◆ **Input**
──────
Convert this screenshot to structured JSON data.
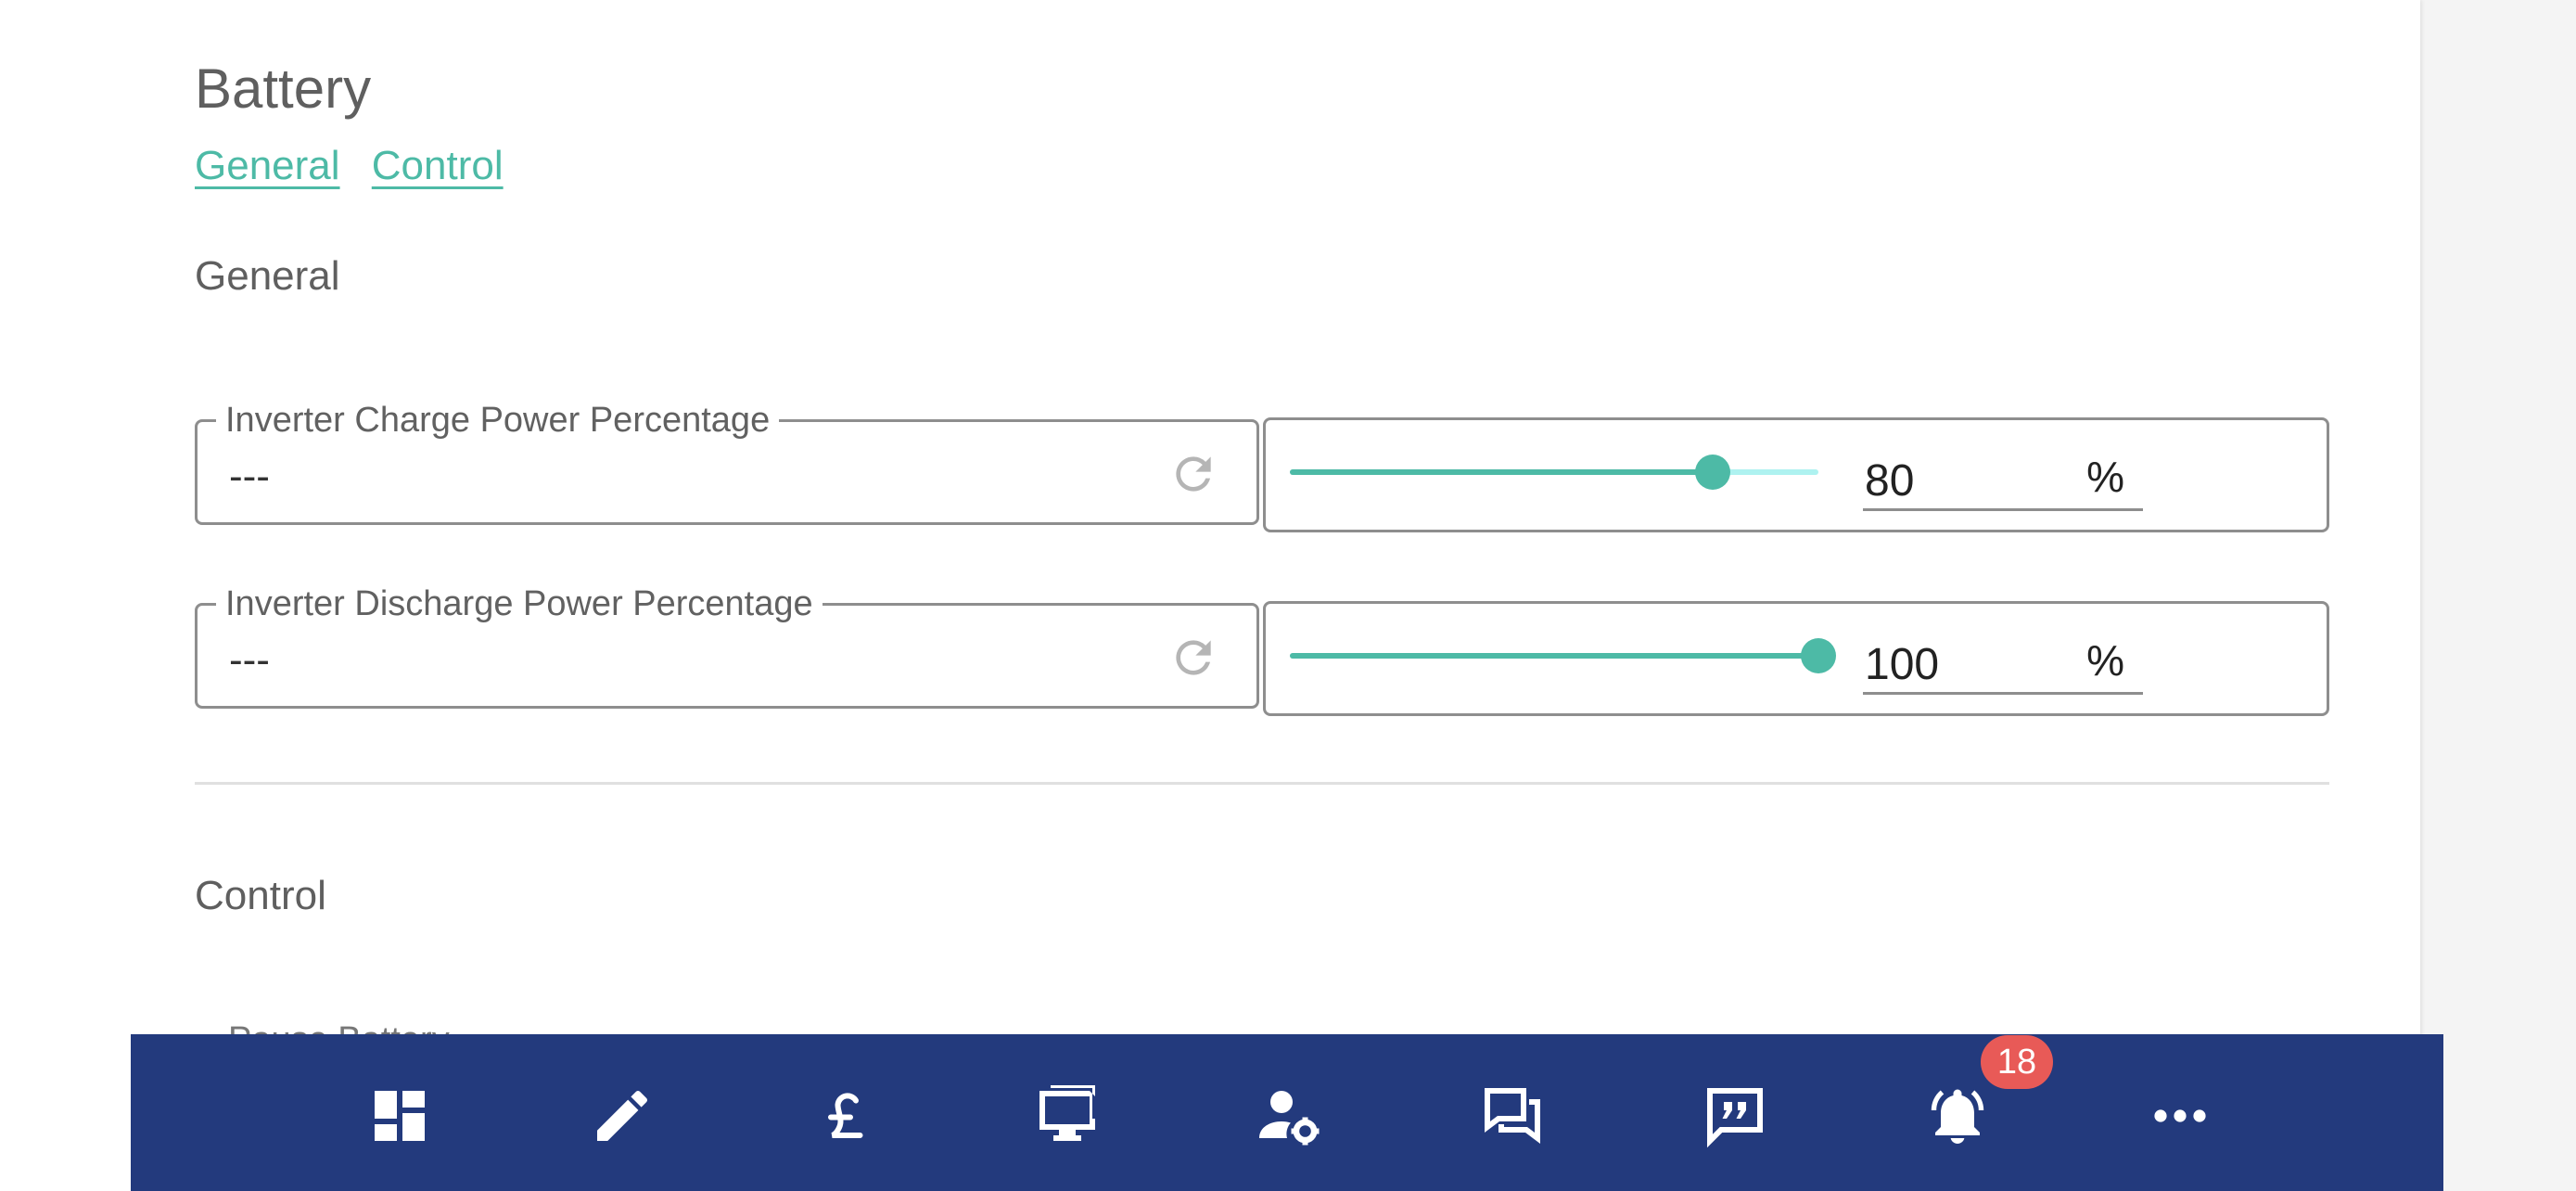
{
  "page": {
    "title": "Battery"
  },
  "links": [
    {
      "label": "General"
    },
    {
      "label": "Control"
    }
  ],
  "sections": {
    "general": {
      "heading": "General"
    },
    "control": {
      "heading": "Control",
      "next_field_label_partial": "Pause Battery"
    }
  },
  "fields": [
    {
      "label": "Inverter Charge Power Percentage",
      "value": "---",
      "slider_value": 80,
      "slider_min": 0,
      "slider_max": 100,
      "unit": "%"
    },
    {
      "label": "Inverter Discharge Power Percentage",
      "value": "---",
      "slider_value": 100,
      "slider_min": 0,
      "slider_max": 100,
      "unit": "%"
    }
  ],
  "bottom_nav": {
    "items": [
      {
        "icon": "dashboard-icon"
      },
      {
        "icon": "pencil-icon"
      },
      {
        "icon": "pound-sign-icon"
      },
      {
        "icon": "monitor-icon"
      },
      {
        "icon": "user-settings-icon"
      },
      {
        "icon": "chat-icon"
      },
      {
        "icon": "feedback-icon"
      },
      {
        "icon": "bell-icon"
      },
      {
        "icon": "more-icon"
      }
    ],
    "notification_count": "18"
  },
  "colors": {
    "accent": "#4dbaa6",
    "nav_bg": "#233a7d",
    "badge": "#e85a57",
    "slider_track": "#aef2f0"
  }
}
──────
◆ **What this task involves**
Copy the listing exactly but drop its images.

◆ **Result of the exercise**
Convert this screenshot to structured JSON data.
{
  "page": {
    "title": "Battery"
  },
  "links": [
    {
      "label": "General"
    },
    {
      "label": "Control"
    }
  ],
  "sections": {
    "general": {
      "heading": "General"
    },
    "control": {
      "heading": "Control",
      "next_field_label_partial": "Pause Battery"
    }
  },
  "fields": [
    {
      "label": "Inverter Charge Power Percentage",
      "value": "---",
      "slider_value": 80,
      "slider_min": 0,
      "slider_max": 100,
      "unit": "%"
    },
    {
      "label": "Inverter Discharge Power Percentage",
      "value": "---",
      "slider_value": 100,
      "slider_min": 0,
      "slider_max": 100,
      "unit": "%"
    }
  ],
  "bottom_nav": {
    "items": [
      {
        "icon": "dashboard-icon"
      },
      {
        "icon": "pencil-icon"
      },
      {
        "icon": "pound-sign-icon"
      },
      {
        "icon": "monitor-icon"
      },
      {
        "icon": "user-settings-icon"
      },
      {
        "icon": "chat-icon"
      },
      {
        "icon": "feedback-icon"
      },
      {
        "icon": "bell-icon"
      },
      {
        "icon": "more-icon"
      }
    ],
    "notification_count": "18"
  },
  "colors": {
    "accent": "#4dbaa6",
    "nav_bg": "#233a7d",
    "badge": "#e85a57",
    "slider_track": "#aef2f0"
  }
}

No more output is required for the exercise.